> **Task description**: The required lines are those that contain "Cuba"; pull them out of the data and copy them.

»»

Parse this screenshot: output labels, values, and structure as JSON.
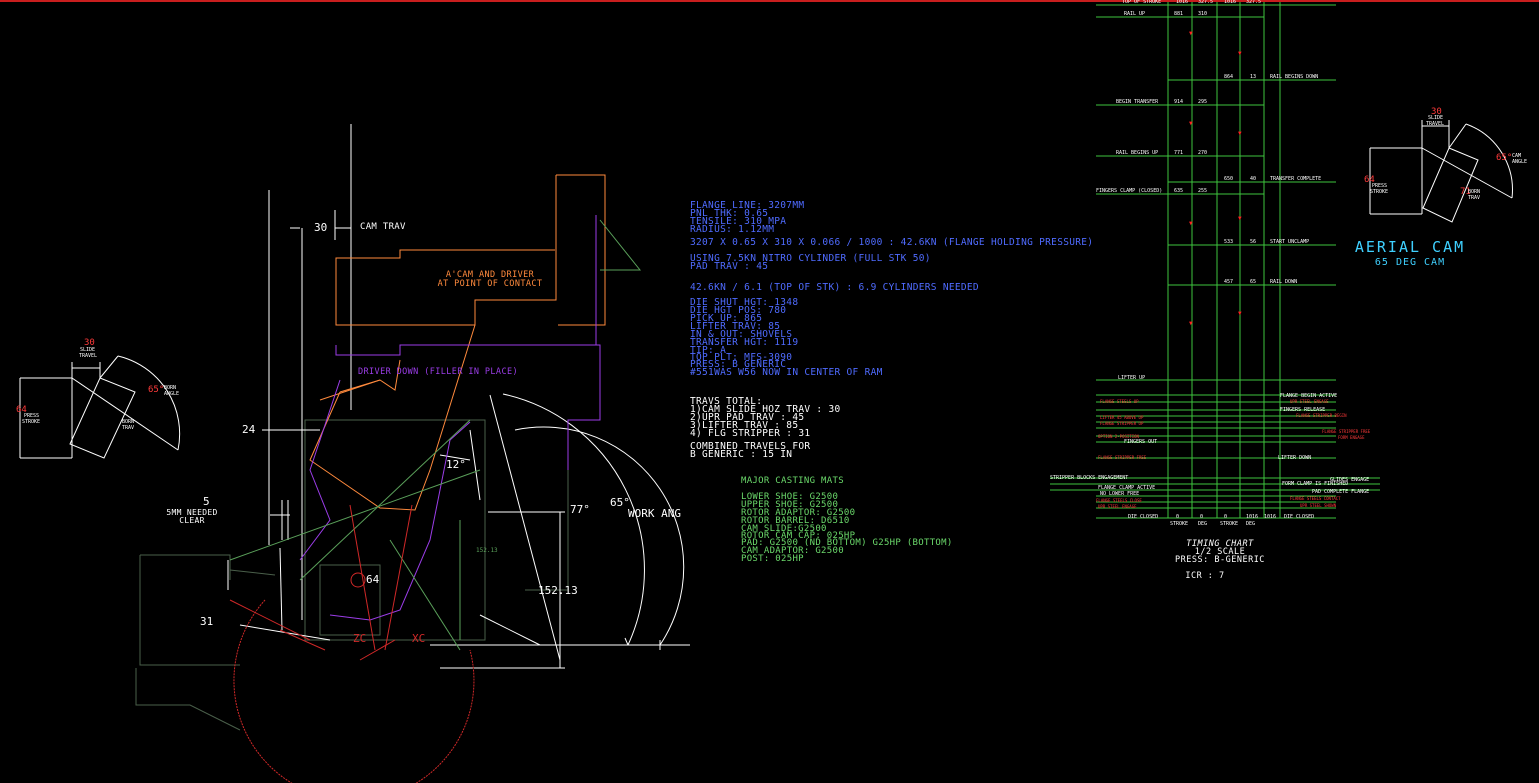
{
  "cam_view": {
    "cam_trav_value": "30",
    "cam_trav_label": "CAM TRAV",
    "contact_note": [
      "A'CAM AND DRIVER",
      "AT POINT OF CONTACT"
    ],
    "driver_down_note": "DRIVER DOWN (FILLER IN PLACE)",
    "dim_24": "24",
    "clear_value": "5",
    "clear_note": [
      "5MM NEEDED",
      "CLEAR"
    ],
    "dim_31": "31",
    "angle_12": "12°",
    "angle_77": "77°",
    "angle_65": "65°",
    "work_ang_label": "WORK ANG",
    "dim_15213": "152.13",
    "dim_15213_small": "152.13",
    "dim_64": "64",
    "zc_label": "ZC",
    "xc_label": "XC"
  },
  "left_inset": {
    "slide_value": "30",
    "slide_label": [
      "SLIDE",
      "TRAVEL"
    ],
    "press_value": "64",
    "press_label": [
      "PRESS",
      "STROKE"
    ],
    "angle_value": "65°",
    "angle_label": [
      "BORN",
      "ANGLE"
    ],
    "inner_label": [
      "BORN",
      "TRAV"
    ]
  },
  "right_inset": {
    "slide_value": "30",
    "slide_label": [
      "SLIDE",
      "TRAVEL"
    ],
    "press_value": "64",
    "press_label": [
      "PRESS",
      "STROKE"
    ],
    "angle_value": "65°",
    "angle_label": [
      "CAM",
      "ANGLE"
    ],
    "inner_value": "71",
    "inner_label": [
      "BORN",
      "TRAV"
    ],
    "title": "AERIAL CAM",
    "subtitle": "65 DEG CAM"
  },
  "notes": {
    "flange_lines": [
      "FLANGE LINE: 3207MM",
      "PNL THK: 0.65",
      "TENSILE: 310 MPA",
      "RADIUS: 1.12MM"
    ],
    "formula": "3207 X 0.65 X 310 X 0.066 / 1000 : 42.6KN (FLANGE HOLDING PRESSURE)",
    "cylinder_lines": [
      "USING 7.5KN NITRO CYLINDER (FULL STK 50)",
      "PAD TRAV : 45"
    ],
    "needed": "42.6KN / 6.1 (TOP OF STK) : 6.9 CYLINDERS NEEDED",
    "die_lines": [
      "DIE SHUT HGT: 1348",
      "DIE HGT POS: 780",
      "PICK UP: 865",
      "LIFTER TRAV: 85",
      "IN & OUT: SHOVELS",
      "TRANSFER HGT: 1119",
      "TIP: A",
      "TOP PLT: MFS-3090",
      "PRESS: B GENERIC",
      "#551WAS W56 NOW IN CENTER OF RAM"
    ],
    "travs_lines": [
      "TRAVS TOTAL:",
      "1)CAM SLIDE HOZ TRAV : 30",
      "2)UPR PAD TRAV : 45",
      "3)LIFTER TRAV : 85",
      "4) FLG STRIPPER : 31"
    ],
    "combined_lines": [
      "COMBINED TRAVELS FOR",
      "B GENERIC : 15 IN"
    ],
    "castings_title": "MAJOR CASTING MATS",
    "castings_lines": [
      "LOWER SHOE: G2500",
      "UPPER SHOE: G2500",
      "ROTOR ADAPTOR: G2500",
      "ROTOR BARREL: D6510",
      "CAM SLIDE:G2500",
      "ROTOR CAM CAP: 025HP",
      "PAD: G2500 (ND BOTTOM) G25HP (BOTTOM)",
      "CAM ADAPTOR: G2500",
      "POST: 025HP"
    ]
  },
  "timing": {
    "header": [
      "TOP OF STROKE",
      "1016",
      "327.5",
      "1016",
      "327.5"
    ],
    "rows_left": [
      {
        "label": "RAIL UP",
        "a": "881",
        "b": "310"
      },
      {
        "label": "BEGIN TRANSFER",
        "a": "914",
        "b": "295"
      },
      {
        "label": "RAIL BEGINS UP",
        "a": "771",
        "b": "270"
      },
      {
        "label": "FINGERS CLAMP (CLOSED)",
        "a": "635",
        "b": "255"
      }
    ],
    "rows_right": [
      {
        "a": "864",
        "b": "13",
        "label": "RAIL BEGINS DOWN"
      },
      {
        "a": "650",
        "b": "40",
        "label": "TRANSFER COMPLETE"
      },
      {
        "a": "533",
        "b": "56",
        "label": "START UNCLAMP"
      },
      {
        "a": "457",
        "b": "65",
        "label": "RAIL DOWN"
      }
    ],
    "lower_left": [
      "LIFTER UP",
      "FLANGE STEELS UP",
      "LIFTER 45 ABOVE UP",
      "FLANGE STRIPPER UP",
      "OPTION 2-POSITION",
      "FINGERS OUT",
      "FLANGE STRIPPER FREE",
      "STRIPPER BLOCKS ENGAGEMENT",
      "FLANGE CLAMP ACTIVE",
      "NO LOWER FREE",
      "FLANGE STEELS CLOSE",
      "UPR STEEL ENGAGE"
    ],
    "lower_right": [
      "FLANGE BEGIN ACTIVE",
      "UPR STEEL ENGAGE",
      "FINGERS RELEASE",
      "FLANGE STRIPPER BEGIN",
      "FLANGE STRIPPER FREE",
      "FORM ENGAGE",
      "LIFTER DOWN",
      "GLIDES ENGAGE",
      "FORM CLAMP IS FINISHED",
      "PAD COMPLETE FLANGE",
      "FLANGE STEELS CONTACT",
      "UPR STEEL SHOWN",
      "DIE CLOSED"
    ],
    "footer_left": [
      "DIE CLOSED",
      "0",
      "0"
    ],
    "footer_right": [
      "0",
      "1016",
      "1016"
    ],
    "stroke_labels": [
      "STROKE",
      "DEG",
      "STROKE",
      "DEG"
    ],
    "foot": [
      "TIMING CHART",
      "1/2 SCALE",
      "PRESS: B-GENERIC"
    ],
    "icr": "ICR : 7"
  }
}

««
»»

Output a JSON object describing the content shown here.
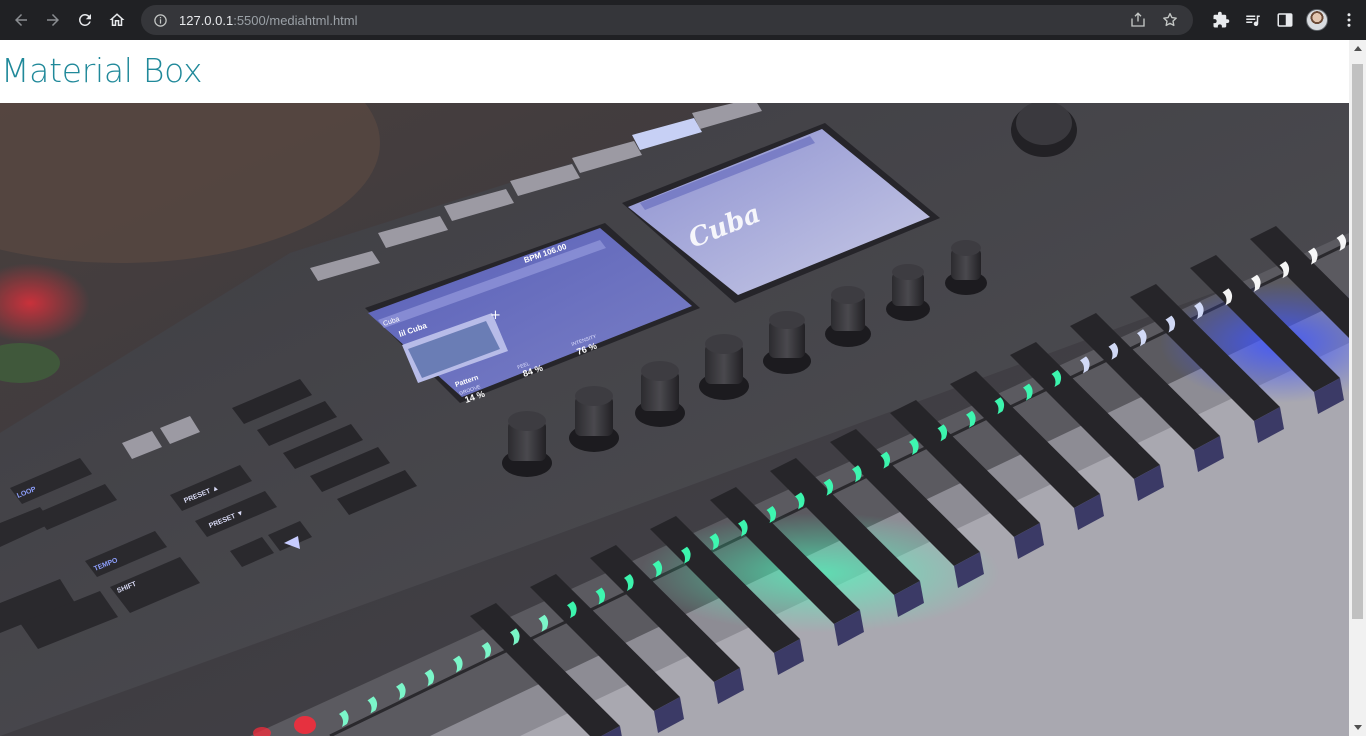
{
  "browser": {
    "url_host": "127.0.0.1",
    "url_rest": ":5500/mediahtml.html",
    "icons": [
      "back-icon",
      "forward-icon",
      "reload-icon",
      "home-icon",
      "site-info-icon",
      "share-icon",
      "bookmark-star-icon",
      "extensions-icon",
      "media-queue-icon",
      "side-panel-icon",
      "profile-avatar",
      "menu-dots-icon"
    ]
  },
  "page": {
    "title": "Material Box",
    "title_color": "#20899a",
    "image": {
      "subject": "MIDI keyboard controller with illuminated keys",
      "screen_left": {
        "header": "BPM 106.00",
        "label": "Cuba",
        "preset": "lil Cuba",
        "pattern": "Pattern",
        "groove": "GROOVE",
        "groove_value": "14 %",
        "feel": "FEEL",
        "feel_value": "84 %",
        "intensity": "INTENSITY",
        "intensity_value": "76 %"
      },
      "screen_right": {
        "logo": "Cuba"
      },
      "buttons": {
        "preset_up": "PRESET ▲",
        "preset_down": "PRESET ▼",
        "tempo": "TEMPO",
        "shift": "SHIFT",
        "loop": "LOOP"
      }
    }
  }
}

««

> **Reply**:
        "label": "Cuba",
        "preset": "lil Cuba",
        "logo": "Cuba"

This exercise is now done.